Therefore, a league is what you say it is, within some loose parameters. I go with the distance you can walk in an hour, but you have to take into consideration the terrain.
Huw the Bard takes two months to travel between Ludwellyn and Clythe. In his story, Huw Owyn is walking through fields, woods, and along a several winding rivers for the first half of his journey. He has to backtrack as frequently as he goes forward in order to sneak around those who would kill him. It’s only safe for him to walk on the main road once he makes it to Maury, weeks after fleeing Ludwellyn.
It is a stretch of road that he could have done in two weeks if he had been able to stay on the main road, and if he hadn’t had to do so much backtracking. But that inability to make progress creates opportunities for tension.
Readers love to see maps in the front of books, but you don’t have to put yours there if you don’t like your own handiwork. This map can be only for your purposes, so you will know in a concrete way where every town and village is in relation to your story.
Fantasy readers like maps. If you choose not to include your map in the finished product, consider hiring an artist to make your map from your notes. Because I am an artist, my pencil-drawn map always evolves into artwork for the book.
Every book, fiction or non-fiction, takes an idea, translates it into words, and dares the reader to believe it. It is our job as authors to take what is intangible and make it seem real to the reader who is experiencing the world and a moment in history through our writing.
11 responses to “#amwriting: world building: maps and the mythology of history”
Absolutely thorough guide for beginning gods and goddesses!
Of course, I’ve been there and done that. It seems to take about 10 years to fully develop a new world from scratch. For EPIC FANTASY *WITH DRAGONS I am terraforming the USA, so it should only take about six months of construction.
@Stephen– you never fail to crack me up. I guess, to a certain extent, we ARE gods and goddesses (in our own minds).
I love this stuff . . . I can’t wait to be done with classes so I can start playing again. Sometimes, I think you’re my only link to creativity, Connie. (Unless you count my new-found skills in bullshitting my way through ethics class . . . ) Anyway, thank you for another excellent post. 🙂
@Shannon–I’m shocked. Bullsh***ing your way through ETHICS? Perhaps my next villainess will be modeled after you.
Ooohhh! What an honor! 🙂

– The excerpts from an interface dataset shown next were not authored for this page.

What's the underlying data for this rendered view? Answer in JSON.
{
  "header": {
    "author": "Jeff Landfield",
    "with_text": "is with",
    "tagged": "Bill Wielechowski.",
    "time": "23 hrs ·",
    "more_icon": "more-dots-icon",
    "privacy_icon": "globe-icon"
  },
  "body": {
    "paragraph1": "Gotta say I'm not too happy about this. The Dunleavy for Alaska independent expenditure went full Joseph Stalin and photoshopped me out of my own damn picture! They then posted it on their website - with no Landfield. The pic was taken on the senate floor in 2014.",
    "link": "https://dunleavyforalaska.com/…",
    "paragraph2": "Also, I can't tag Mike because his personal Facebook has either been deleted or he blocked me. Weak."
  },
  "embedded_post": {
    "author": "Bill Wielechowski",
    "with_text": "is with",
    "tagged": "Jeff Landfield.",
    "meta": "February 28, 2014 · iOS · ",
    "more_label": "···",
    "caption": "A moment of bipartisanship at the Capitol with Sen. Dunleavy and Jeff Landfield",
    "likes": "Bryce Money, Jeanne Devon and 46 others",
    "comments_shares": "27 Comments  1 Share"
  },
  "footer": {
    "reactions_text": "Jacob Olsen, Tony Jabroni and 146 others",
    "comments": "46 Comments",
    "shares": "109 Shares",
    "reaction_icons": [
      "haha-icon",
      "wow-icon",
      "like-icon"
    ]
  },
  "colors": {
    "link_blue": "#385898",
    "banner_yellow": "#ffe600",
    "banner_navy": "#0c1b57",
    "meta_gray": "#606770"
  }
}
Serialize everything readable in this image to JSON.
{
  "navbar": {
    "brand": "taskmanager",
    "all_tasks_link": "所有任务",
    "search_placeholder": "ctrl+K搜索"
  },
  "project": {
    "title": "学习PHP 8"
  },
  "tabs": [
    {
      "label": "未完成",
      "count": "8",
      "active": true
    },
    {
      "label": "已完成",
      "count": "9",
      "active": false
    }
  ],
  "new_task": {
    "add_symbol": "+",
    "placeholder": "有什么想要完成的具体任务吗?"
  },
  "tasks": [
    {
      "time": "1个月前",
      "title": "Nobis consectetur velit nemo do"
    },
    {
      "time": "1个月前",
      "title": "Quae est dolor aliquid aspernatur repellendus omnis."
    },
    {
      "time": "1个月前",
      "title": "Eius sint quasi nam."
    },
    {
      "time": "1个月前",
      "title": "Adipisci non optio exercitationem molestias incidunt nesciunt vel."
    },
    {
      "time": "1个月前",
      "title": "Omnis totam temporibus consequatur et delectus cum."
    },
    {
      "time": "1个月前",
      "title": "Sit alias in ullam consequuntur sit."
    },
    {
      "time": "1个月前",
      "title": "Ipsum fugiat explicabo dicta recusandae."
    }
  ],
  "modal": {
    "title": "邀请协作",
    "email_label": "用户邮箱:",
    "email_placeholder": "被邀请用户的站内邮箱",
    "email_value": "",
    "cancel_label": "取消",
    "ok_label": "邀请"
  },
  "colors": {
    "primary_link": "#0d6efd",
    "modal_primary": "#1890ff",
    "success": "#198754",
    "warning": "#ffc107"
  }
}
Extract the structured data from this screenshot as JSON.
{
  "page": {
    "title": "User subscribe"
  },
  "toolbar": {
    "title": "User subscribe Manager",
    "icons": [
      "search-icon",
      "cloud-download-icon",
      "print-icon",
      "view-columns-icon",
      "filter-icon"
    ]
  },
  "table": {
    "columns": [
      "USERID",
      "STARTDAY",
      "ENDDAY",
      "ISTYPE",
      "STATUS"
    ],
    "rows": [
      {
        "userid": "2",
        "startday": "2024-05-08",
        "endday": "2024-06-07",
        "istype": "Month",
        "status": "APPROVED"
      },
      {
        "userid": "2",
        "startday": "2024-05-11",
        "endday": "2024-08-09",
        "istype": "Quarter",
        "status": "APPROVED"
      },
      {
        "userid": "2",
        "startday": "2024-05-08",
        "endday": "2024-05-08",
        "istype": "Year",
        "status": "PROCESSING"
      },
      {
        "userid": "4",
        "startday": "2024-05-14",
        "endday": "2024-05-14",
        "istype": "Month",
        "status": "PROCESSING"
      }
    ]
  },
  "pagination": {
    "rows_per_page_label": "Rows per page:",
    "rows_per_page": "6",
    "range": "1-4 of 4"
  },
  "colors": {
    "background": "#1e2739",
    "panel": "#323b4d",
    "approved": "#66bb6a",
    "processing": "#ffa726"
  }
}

I think your point about the author being able to define distances such as leagues is true, but not necessarily wise. You may be the creator of the fantasy world but you loose all control as soon as the reader steps in. At that point, there is only one definition that matters, the reader’s. If the reader finds your distances unreasonable you might get a three-star review for inadequate world building despite the fact that you took great care to follow your map. .
@David–I agree with you–which is why I suggest keeping exact numbers out of it.
I think you miss my point. I think you’re safer using miles or meters than mushy numbers like league. Or, at least, the mushy number should be defined in some relatable way. Say the distance an average person can walk in an hour which is 3.1 miles according to the fount of knowledge.
I agree with that in some contexts those measurements work well. And it is true that a healthy person walks around 3 1/2 miles in an hour over a good road. But terrain is important. A person walking along the edge of a lake, or through a bog covers less ground in an hour. So at that point saying a day’s travel is a better way than giving a finite measurement.
As you mentioned, the terrain makes a big difference, a day’s walk in Kansas would be difficult to match in the Rockies. The main point is to keep the reader from thinking about specific distances. If an author said, “It’s a two-day march.” is better to me than, “It’s twenty leagues.”
Yep! I absolutely agree.